Historic Pier 45 & Musée Mécanique at Fisherman’s Wharf

At San Francisco’s Pier 45 you can tour a pair of WWII-era vessels. Photo: Mariano Montel/Flickr

SAN FRANCISCO – If you’ve lived within the vicinity of San Francisco for long, it might be tempting to write off historic Pier 45 as too touristy given its location within the heart of Fisherman’s Wharf. And while out-of-towners do indeed like to flock to the Wharf, Pier 45 is a place for locals too.

You’ll encounter a fair number of street musicians, performance artists and souvenir shops on your way, but the pier itself offers a very different atmosphere. Looming from the sea, you’ll be greeted by two massive World War II naval vessels. One is the SS Jeremiah O’Brien, a fully functional Liberty ship. These ships, nicknamed by President Franklin D. Roosevelt as “ugly ducklings,” were mass-produced during wartime using a standardized design. Of the 2,711 ships produced, the Jeremiah O’Brien is the only unaltered Liberty ship remaining. Visitors can tour the 441-foot long, 56-foot wide vessel for a historically accurate glimpse of what life at sea was like.

The USS Pampanito is a World War II era submarine now open to public tours at San Francisco’s Fisherman’s Warf. Photo © Blanscape / Adobe Stock

Docked alongside the O’Brien is the USS Pampanito, a restored World War II diesel-electric powered submarine. During the war, this sub made six patrols in the Pacific and sank six Japanese ships, damaging four others. Today, the Pampanito is both a museum and a memorial to the submarine service of the U.S. Navy, known as the “silent service.” Visitors can tour the sub and an audio tour is also available.

Even if you don’t purchase tickets to either vessel, you can still enjoy glimpses of life during World War II by stopping by the Park Visitor Center in the historic brick cannery warehouse, on Jefferson Street at the corner of Hyde Street. Here you can view exhibits and interactive displays that tell the stories of voyage, discovery and cultural diversity.

No visit to the pier would be complete without a stop at Musée Mécanique, a collection of mechanically operated musical instruments and vintage arcade machines. This unique museum doesn’t charge admission, but you’ll still want to bring cash. The games that once cost only a penny now run anywhere from a quarter to a dollar to play. (There are change machines inside the building if you don’t have coins.) These circa 1900 games are unusual and interesting, albeit sometimes a bit creepy. Regardless of which machine you choose, you’re bound to take an interesting trip down memory lane. 

Musée Mécanique at Pier 45 in San Francisco. Photo: John W. Schulze/Flickr

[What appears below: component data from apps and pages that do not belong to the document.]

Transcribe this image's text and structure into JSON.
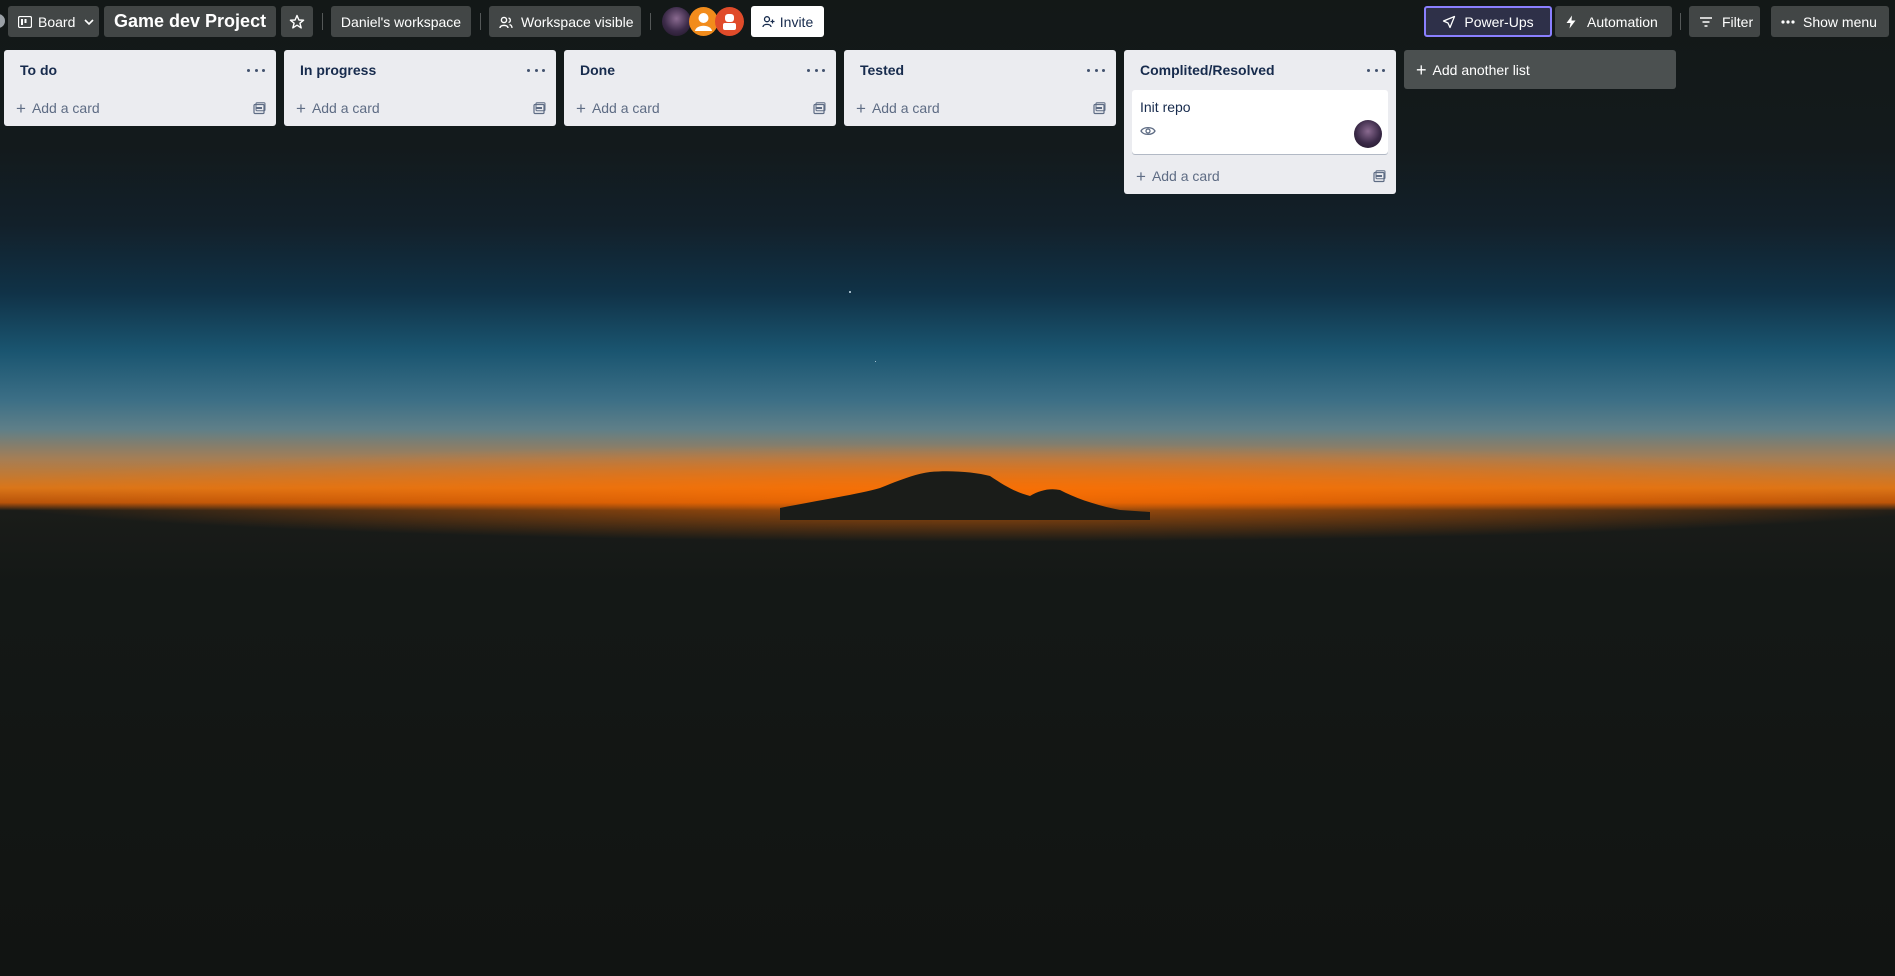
{
  "header": {
    "view_label": "Board",
    "board_title": "Game dev Project",
    "workspace_label": "Daniel's workspace",
    "visibility_label": "Workspace visible",
    "invite_label": "Invite",
    "powerups_label": "Power-Ups",
    "automation_label": "Automation",
    "filter_label": "Filter",
    "menu_label": "Show menu"
  },
  "lists": [
    {
      "title": "To do",
      "add_card_label": "Add a card"
    },
    {
      "title": "In progress",
      "add_card_label": "Add a card"
    },
    {
      "title": "Done",
      "add_card_label": "Add a card"
    },
    {
      "title": "Tested",
      "add_card_label": "Add a card"
    },
    {
      "title": "Complited/Resolved",
      "add_card_label": "Add a card",
      "cards": [
        {
          "title": "Init repo"
        }
      ]
    }
  ],
  "add_list_label": "Add another list",
  "colors": {
    "list_bg": "#ebecf0",
    "powerups_border": "#8a7fff",
    "avatar_orange": "#f28c1c",
    "avatar_red": "#e04b2a"
  }
}
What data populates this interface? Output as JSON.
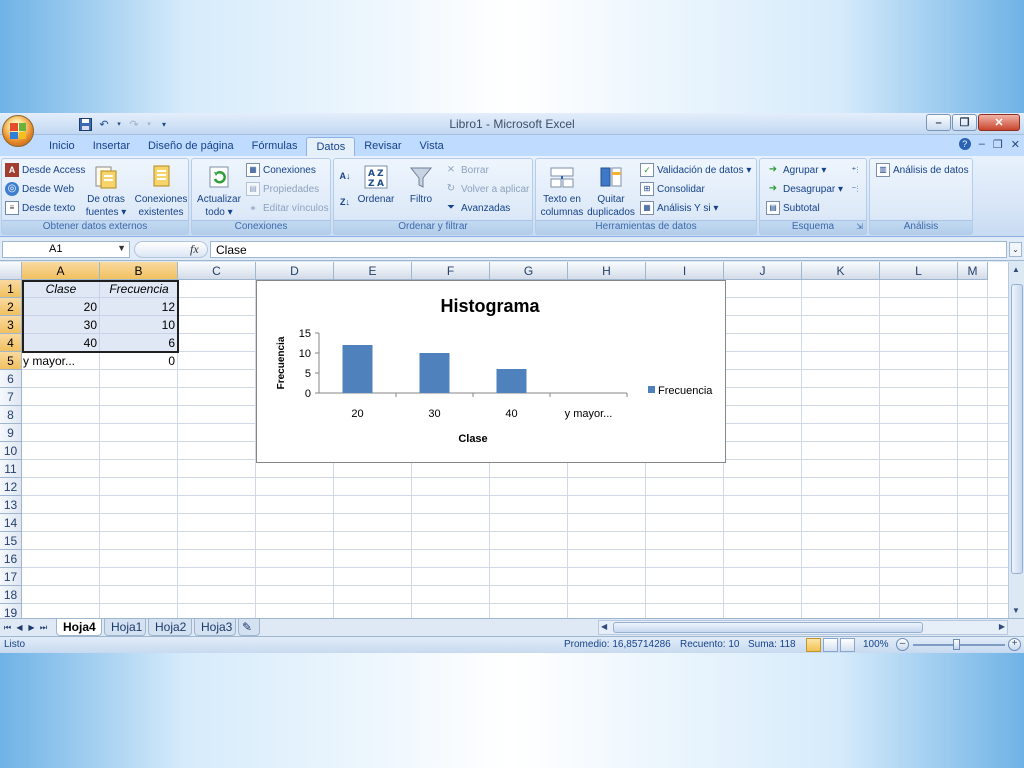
{
  "window": {
    "title": "Libro1 - Microsoft Excel",
    "minimize": "–",
    "restore": "❐",
    "close": "✕"
  },
  "ribbon_tabs": [
    "Inicio",
    "Insertar",
    "Diseño de página",
    "Fórmulas",
    "Datos",
    "Revisar",
    "Vista"
  ],
  "active_tab": "Datos",
  "ribbon": {
    "ext_data": {
      "access": "Desde Access",
      "web": "Desde Web",
      "text": "Desde texto",
      "other_1": "De otras",
      "other_2": "fuentes",
      "conn_1": "Conexiones",
      "conn_2": "existentes",
      "label": "Obtener datos externos"
    },
    "connections": {
      "refresh_1": "Actualizar",
      "refresh_2": "todo",
      "conexiones": "Conexiones",
      "propiedades": "Propiedades",
      "editar": "Editar vínculos",
      "label": "Conexiones"
    },
    "sort": {
      "ordenar": "Ordenar",
      "filtro": "Filtro",
      "borrar": "Borrar",
      "volver": "Volver a aplicar",
      "avanzadas": "Avanzadas",
      "label": "Ordenar y filtrar"
    },
    "tools": {
      "text_cols_1": "Texto en",
      "text_cols_2": "columnas",
      "remove_dup_1": "Quitar",
      "remove_dup_2": "duplicados",
      "validacion": "Validación de datos",
      "consolidar": "Consolidar",
      "analisis_ysi": "Análisis Y si",
      "label": "Herramientas de datos"
    },
    "outline": {
      "agrupar": "Agrupar",
      "desagrupar": "Desagrupar",
      "subtotal": "Subtotal",
      "label": "Esquema"
    },
    "analysis": {
      "analisis_datos": "Análisis de datos",
      "label": "Análisis"
    }
  },
  "formula_bar": {
    "name_box": "A1",
    "fx": "fx",
    "formula": "Clase"
  },
  "columns": [
    "A",
    "B",
    "C",
    "D",
    "E",
    "F",
    "G",
    "H",
    "I",
    "J",
    "K",
    "L",
    "M"
  ],
  "rows": [
    "1",
    "2",
    "3",
    "4",
    "5",
    "6",
    "7",
    "8",
    "9",
    "10",
    "11",
    "12",
    "13",
    "14",
    "15",
    "16",
    "17",
    "18",
    "19"
  ],
  "table": {
    "header": [
      "Clase",
      "Frecuencia"
    ],
    "rows": [
      [
        "20",
        "12"
      ],
      [
        "30",
        "10"
      ],
      [
        "40",
        "6"
      ],
      [
        "y mayor...",
        "0"
      ]
    ]
  },
  "chart_data": {
    "type": "bar",
    "title": "Histograma",
    "xlabel": "Clase",
    "ylabel": "Frecuencia",
    "categories": [
      "20",
      "30",
      "40",
      "y mayor..."
    ],
    "series": [
      {
        "name": "Frecuencia",
        "values": [
          12,
          10,
          6,
          0
        ],
        "color": "#4f81bd"
      }
    ],
    "ylim": [
      0,
      15
    ],
    "yticks": [
      "0",
      "5",
      "10",
      "15"
    ],
    "legend": "right",
    "grid": false
  },
  "sheets": [
    "Hoja4",
    "Hoja1",
    "Hoja2",
    "Hoja3"
  ],
  "active_sheet": "Hoja4",
  "status": {
    "mode": "Listo",
    "average": "Promedio: 16,85714286",
    "count": "Recuento: 10",
    "sum": "Suma: 118",
    "zoom": "100%"
  }
}
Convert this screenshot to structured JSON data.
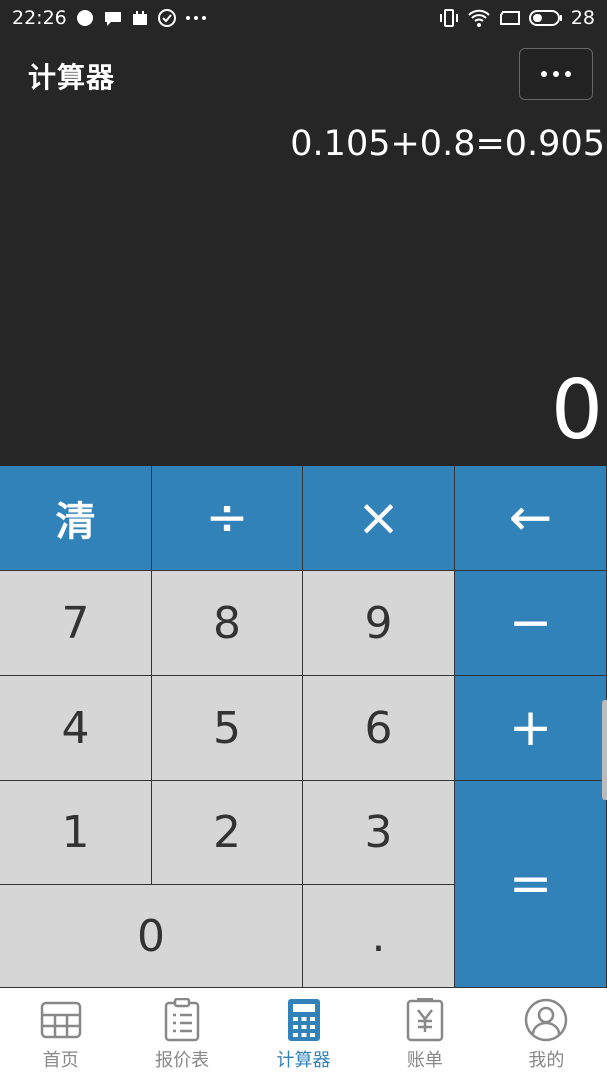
{
  "status_bar": {
    "time": "22:26",
    "battery": "28"
  },
  "header": {
    "title": "计算器"
  },
  "display": {
    "expression": "0.105+0.8=0.905",
    "result": "0"
  },
  "keys": {
    "clear": "清",
    "divide": "÷",
    "multiply": "×",
    "backspace": "←",
    "seven": "7",
    "eight": "8",
    "nine": "9",
    "minus": "−",
    "four": "4",
    "five": "5",
    "six": "6",
    "plus": "+",
    "one": "1",
    "two": "2",
    "three": "3",
    "equals": "=",
    "zero": "0",
    "dot": "."
  },
  "tabs": [
    {
      "label": "首页",
      "icon": "grid-icon",
      "active": false
    },
    {
      "label": "报价表",
      "icon": "clipboard-list-icon",
      "active": false
    },
    {
      "label": "计算器",
      "icon": "calculator-icon",
      "active": true
    },
    {
      "label": "账单",
      "icon": "yuan-receipt-icon",
      "active": false
    },
    {
      "label": "我的",
      "icon": "user-circle-icon",
      "active": false
    }
  ],
  "colors": {
    "accent": "#3282ba",
    "background": "#262626",
    "key_light": "#d6d6d6"
  }
}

If all of this history leaves you feeling hungry, you’re just a stone’s throw away from many eateries and restaurants, including Boudin Bakery at Pier 39. The sourdough alone is worth the visit and if there is a wait for a table—or even if there’s not—go on the self-guided bakery tour, located on the second floor, to learn how they make their mouthwatering bread.

If you go: Tickets to the SS Jeremiah O’Brien begin at $10. Children 4 and under are free. Tickets to the USS Pampanito begin at $10. Children under 5 are free. For more information about Fisherman’s Wharf, go to VisitFishermansWharf.com/attractions or call 415.673.3530.

Your Town Daycations is a series featured in the print edition of Your Town Monthly. This article was originally published in the November 2018 editions.